EG write: “I have a feeling that this Chiropractor is in the new age but I don’t know how to warn my Catholic Charismatic Covenant Community about him. Some of our members go to him for chiropractic treatment and nutrition counseling for healing. I know that he attends Catholic Church and I think he considers himself a good Catholic. We have been praying that the Blessed Mother will remove the blinders from his eyes and those in the Community who go to him. Now he is giving a Healing Workshop at the Community Center and I’m being ask to join. I hope that I am wrong and he is fine. I am attaching his flyer for the work shop. I did look on his website and he has some connections with Wayne Dryer.”
While I cannot vouch for this doctor’s integrity, and no one but the Lord can know the true state of his soul, the Morter Health System and the Bio-Energetic Synchronization Technique (B.E.S.T.) that he teaches is definitely on the “dubious practice” list. This one is especially concerning to me because it is associated with energy work, but confuses terms such as “bio-energetic” which refers to putative (New Age) and scientifically unsubstantiated energies as well as electro-magnetic energies which are veritable and scientifically verifiable. Which is it? Or are they using both? I have found in my many years of research that practitioners very often refer to both forms of energy either because they’re confused about what energy they’re working with, or because they want to confuse those of us who know that putative energies are the equivalent of snake oil.
But having said all this, the B.E.S.T. technique was introduced in the 1970’s by a chiropractor named Milton Ted Morter, Jr., of Rogers, Arkansas and claims to be “a holistic program that coordinates and balances the workings of all the systems of the body.”
According to the Morter Health System website, B.E.S.T. is described as a “non-forceful, energy balancing hands-on procedure used to help reestablish the full healing potential of the body.”
It is based on the idea that “stress-induced energy imbalance will cause the body to become divided into areas of North and South energy.” B.E.S.T. doctors supposedly “normalize the body’s energy field so that it can become revitalized . . . . In a healthy body, there is no polarization of north or south energy . . .”
One booklet, published by Morter in 1991, actually claimed that development and repair of the body is controlled by its electromagnetic field and that an imbalance in the patient’s electromagnetic field causes unequal leg length, which a chiropractor can instantly correct by applying his or her own electromagnetic energy to proper points on the body. (There is no scientific evidence to support this claim.)
Some other components of B.E.S.T. involve the mPower march technique which uses contralateral movement and stretching to “neurologically update and re-time your body.” Another component, known as B.E.S.T. Release, expands the mPower stretching movements “by adding conscious thought and emotional memory components.” This is supposedly designed to “kinesiologically test your body for reaction to emotional thought memory patterns.”

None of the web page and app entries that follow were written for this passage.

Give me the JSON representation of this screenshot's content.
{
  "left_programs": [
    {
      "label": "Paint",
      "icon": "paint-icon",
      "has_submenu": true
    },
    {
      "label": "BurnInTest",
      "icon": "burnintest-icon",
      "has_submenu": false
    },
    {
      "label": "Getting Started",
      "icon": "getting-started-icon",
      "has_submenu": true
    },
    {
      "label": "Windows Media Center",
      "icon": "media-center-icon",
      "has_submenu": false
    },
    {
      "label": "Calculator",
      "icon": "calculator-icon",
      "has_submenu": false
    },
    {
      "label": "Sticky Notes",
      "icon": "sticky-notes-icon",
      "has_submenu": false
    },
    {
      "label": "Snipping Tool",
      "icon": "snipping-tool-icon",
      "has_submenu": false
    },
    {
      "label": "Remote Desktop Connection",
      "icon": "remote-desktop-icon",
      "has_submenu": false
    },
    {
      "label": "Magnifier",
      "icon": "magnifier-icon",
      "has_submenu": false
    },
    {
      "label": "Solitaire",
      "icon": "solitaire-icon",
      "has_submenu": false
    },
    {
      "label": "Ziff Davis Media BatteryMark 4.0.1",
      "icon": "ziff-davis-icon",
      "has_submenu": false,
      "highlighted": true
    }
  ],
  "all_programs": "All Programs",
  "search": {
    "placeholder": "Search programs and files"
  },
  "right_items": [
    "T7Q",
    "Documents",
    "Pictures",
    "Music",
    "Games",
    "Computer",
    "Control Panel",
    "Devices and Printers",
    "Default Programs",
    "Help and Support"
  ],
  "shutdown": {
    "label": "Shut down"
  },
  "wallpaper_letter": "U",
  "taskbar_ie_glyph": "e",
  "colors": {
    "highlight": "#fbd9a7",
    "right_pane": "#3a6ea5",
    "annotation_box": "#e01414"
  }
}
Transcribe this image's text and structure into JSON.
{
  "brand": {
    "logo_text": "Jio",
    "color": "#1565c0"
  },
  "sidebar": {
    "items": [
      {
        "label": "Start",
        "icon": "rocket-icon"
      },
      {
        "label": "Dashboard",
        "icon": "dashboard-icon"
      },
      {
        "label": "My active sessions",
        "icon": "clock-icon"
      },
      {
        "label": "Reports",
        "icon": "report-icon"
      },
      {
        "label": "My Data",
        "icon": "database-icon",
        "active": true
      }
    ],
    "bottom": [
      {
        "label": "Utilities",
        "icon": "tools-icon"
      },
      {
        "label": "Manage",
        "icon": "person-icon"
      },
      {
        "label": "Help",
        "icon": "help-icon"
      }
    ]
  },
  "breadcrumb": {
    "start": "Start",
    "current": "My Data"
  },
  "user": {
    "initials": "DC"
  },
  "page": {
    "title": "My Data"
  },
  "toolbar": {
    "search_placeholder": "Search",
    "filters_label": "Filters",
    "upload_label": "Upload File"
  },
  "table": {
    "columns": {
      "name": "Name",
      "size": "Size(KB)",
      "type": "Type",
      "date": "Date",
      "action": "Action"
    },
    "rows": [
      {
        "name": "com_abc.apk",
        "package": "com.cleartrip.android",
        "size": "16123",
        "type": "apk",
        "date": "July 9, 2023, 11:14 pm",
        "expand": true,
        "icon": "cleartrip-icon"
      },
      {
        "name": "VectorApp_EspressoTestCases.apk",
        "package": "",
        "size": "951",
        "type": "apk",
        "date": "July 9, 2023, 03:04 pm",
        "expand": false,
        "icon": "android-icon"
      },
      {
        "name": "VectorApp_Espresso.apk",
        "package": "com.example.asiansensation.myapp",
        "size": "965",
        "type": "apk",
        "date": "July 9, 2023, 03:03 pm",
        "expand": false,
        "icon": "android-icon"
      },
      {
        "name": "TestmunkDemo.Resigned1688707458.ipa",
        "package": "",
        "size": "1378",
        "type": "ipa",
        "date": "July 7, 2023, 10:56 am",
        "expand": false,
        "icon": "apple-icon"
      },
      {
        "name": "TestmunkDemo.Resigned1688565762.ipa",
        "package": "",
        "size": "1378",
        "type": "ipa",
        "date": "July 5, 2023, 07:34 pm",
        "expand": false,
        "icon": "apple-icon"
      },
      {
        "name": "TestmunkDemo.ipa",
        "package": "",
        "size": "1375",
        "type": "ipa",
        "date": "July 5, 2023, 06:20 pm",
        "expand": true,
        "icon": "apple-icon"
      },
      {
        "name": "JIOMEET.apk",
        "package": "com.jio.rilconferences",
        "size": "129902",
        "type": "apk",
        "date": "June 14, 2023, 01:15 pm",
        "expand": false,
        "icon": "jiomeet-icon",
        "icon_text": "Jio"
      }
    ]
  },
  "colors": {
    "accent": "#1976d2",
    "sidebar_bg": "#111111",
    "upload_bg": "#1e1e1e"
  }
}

Emotional B.E.S.T. uses advanced technology to supposedly “update higher brain interference from expression in the physical body.” This supposedly occurs when emotional thoughts such as worry, guilt, fear, judgment “become the overriding factor in our memory patterns” which interferes with “the divine plan for our perfect health and wellness.” The emotional B.E.S.T. technique allegedly helps a person to identify these emotional patterns and updates the interference to allow the body to function “based on current situations rather than past experiences.” Practitioners refer to this as the “core of B.E.S.T. technology. “This is the pattern for health and wellness. The pattern unlocks the power.”
There are also nutritional aspects to this technique which are based on the belief that a person can maintain life and vitality by consuming four times as much alkaline-forming as acid-forming foods. Practitioners test a patient’s saliva pH to determine the degree of acidity or alkalinity which supposedly determines if their symptoms are nutritionally or emotionally based. They recommend (and sell) a variety of supplements, such as Alka Green which is a 100% barley juice concentrate described as the best “overall body alkalizer.”
The problem with this particular theory is that there’s no need to be concerned about the acidity or alkalinity level in either the diet or the body because, in the absence of serious disease, digestive and metabolic mechanisms maintain the cells of the body at their appropriate pH level regardless of what we eat.
But the over-arching problem with B.E.S.T. is that there does not appear to be anything more than user testimonials to back any of its claims. The website says it has been “researched at major universities” but doesn’t name any or tell us the results of the research.
Definitely keep up the prayer, and I would definitely avoid any chiropractor who practices this (or any other) kind of unsubstantiated medicine on unsuspecting patients.
And I would be even more alarmed if, as EG suggests, the chiropracter is aligned with Dr. Wayne Dyer. Dr. Dyer is about as New Age as it gets. You can read about him here.